Ali Salem traveled to a place that only exists as an “entity” in the minds of some, yet discovered it is real. He wrote a book about the three-week trip called “A Drive to Israel.”
Years later, the place that is real wanted to recognize his bold trek, but his country would not allow him to be honored.
I’ve always wondered at this inconsistent practice of avoiding reality; it may not be unique to the Middle East conflict but is commonly practiced by both sides there when it comes to words and free thought:
Arabs and Israelis pretend that the other side doesn’t exist, as if they will just go away.
And when they don’t go away, they attack that which doesn’t exist and kill the non-existent civilians of the non-existent enemy that is so threatening.
Imagine how powerful each side might be if it really did exist?
We can find examples of this extremism on both sides. Golda Meir declared that the Palestinians don’t exist, upsetting my father to no end. And, for many years, Israel banned the Palestinian flag and struck images of Palestine from their maps.
The Arabs, too, refer to Israel as “the Zionist entity,” strike references to Israel from their maps and denounce it all as “normalization.” What a contradiction that is. There is nothing normal about opposing normalization.
Sari Nusseibeh had the courage to speak out against a counterproductive policy by a British teachers union to boycott an Israeli university that affiliated with a Jewish settler community called Ariel. Arab critics called for his head, denounced his opinions as traitorous, but worse, branded what he did as “normalization” that should not be tolerated. God forbid that we have any normal people negotiating an end to this abnormal conflict.
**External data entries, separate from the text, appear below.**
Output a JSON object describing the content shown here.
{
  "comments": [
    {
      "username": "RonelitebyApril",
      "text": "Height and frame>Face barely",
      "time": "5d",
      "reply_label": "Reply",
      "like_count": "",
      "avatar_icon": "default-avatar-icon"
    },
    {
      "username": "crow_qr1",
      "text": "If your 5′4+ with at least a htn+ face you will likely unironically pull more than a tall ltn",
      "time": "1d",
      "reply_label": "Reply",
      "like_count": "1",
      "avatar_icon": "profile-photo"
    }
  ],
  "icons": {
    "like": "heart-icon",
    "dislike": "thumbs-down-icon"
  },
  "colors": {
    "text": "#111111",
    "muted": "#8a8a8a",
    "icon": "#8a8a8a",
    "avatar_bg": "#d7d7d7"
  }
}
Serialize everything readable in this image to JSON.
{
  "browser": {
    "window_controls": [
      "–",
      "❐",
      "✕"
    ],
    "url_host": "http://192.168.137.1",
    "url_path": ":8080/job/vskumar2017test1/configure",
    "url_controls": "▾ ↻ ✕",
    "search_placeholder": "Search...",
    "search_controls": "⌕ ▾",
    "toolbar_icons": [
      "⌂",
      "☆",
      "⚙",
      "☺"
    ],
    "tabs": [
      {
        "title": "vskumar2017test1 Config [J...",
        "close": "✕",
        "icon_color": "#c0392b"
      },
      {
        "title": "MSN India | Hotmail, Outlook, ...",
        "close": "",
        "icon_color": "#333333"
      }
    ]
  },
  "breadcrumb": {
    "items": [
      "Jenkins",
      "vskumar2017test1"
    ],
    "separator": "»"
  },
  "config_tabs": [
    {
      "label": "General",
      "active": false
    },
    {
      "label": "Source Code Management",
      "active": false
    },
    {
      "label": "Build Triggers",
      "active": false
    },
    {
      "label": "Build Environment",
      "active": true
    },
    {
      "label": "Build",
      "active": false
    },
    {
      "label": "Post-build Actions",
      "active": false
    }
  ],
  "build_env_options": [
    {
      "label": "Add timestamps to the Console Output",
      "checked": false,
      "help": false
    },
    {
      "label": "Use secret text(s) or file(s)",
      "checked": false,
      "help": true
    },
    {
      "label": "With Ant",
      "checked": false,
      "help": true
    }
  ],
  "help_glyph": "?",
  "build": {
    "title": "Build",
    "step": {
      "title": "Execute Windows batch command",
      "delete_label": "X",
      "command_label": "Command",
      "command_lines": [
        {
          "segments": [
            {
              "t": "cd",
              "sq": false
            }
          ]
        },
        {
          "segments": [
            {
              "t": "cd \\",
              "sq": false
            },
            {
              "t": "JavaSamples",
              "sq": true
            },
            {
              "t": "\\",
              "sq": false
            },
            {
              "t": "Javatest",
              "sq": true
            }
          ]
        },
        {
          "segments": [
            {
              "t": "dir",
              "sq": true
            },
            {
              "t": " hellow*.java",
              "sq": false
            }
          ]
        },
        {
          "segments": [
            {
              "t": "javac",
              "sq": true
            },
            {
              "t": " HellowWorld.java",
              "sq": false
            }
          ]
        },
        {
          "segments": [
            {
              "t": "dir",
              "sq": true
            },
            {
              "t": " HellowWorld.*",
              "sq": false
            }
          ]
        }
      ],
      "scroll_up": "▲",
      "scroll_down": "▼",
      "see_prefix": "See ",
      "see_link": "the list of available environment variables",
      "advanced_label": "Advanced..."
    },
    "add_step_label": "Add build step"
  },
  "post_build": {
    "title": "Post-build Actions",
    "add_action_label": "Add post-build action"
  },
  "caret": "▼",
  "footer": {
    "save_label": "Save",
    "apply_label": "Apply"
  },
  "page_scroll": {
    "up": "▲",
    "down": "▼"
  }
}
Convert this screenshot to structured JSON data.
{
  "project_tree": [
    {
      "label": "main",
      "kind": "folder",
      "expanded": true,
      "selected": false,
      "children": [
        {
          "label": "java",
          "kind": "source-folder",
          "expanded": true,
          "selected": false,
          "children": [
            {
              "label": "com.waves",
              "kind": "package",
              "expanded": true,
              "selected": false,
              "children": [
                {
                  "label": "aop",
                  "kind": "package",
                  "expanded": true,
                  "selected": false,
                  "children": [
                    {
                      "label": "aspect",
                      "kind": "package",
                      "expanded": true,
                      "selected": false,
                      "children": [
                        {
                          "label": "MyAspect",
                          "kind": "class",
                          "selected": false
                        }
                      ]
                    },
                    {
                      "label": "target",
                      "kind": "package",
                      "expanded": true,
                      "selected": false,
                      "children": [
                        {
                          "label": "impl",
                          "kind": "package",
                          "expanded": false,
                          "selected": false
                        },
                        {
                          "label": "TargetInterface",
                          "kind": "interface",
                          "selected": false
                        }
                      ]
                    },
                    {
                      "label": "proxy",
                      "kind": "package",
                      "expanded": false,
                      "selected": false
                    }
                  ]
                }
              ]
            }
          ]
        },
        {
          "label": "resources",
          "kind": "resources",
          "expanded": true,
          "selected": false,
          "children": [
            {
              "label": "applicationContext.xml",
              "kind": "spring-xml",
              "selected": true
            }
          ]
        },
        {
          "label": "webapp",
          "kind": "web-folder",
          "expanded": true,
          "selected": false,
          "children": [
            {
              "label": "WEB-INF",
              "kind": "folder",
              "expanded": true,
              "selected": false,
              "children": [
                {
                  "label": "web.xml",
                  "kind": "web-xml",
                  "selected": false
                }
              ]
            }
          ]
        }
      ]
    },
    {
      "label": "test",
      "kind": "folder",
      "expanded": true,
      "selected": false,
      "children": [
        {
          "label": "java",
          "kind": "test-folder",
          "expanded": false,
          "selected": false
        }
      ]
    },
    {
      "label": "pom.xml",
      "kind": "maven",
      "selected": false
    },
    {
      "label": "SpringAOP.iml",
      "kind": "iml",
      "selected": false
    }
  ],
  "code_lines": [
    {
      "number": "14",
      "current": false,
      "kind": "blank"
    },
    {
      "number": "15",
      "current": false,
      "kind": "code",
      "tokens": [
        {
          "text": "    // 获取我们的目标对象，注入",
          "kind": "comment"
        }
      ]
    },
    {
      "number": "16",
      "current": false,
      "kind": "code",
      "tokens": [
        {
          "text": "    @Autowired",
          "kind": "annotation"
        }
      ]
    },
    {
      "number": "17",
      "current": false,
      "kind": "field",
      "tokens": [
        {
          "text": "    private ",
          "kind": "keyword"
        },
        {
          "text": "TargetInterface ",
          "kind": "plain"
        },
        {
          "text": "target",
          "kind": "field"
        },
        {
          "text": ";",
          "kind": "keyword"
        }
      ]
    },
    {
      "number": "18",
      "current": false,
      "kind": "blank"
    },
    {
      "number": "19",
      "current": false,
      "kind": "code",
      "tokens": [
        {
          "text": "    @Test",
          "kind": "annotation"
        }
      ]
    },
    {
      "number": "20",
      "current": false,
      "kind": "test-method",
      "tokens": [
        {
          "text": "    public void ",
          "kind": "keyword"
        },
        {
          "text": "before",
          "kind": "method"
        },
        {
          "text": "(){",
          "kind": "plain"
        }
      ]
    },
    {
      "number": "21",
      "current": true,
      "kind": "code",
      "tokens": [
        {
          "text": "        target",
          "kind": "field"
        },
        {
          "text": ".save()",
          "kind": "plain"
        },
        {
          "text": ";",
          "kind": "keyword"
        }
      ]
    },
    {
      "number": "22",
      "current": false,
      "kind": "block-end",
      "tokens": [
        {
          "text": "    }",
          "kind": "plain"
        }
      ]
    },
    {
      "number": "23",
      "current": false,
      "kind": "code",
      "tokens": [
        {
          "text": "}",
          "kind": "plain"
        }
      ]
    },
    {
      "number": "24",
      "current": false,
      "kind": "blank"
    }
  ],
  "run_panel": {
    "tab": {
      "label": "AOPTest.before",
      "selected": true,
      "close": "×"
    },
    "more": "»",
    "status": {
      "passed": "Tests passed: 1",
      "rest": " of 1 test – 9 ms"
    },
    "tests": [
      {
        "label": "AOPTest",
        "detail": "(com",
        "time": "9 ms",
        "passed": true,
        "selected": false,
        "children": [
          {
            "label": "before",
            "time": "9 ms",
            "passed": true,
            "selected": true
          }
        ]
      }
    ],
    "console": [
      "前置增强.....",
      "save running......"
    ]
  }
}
We know that all this comes from unrestrained emotions, and maybe a little too much sun. It’s hot there.
Arabs and Jews also have a tendency of kissing everything except their enemies. We kiss walls, kiss camels, kiss the cheeks of our relatives three times - anything less than three times is a sign of disrespect, which is why so many Israeli officials never wanted to kiss the late President Yasser Arafat’s stubbled five-day growth.
We can’t even agree on terms. The West Bank and Gaza Strip, and Arab East Jerusalem have different meanings in Israel, where Israelis refer to them as “Judea and Samaria,” and “Israel’s eternal capital that will never fall into the hands of the Arabs.”
Palestinians say they are “occupied.” Israelis say they are “disputed.” Palestinians can’t be too occupied if the unemployment rate is sky-high. Is it a wall? A fence? Or a barrier? Even such gruesome terms as “suicide bombings” have many different alternatives, such as “martyrdom operations” or “homicide attacks.”
Maybe that’s the problem. When Palestinians and Israelis finally reach the negotiating table, they literally can’t speak the same language.
Of course, maybe it’s just the “kha” sound, which is also unique to Arabs and Israelis. We’re the only people in the world that have that harsh sounding syllable in our vocabularies.
I can just see how a meeting might have gone between former Prime Minister Ehud Barak and Arafat back when peace seemed to be at hand.
“Khello, you Jordanian in denial,” Barak begins.
“Khello back, you Zionist Entity,” Arafat replies.
“Khwat’s the topic this morning?” Barak asks.
“Khonfis-khastions of khomes and khilltops,” Arafat answers.
“No. Let’s khalk about khamas,” Barak replies.
Even if you “khan’t” understand what just took place, the spitting back and forth from using that “kha” sound has just “khot” to be annoying.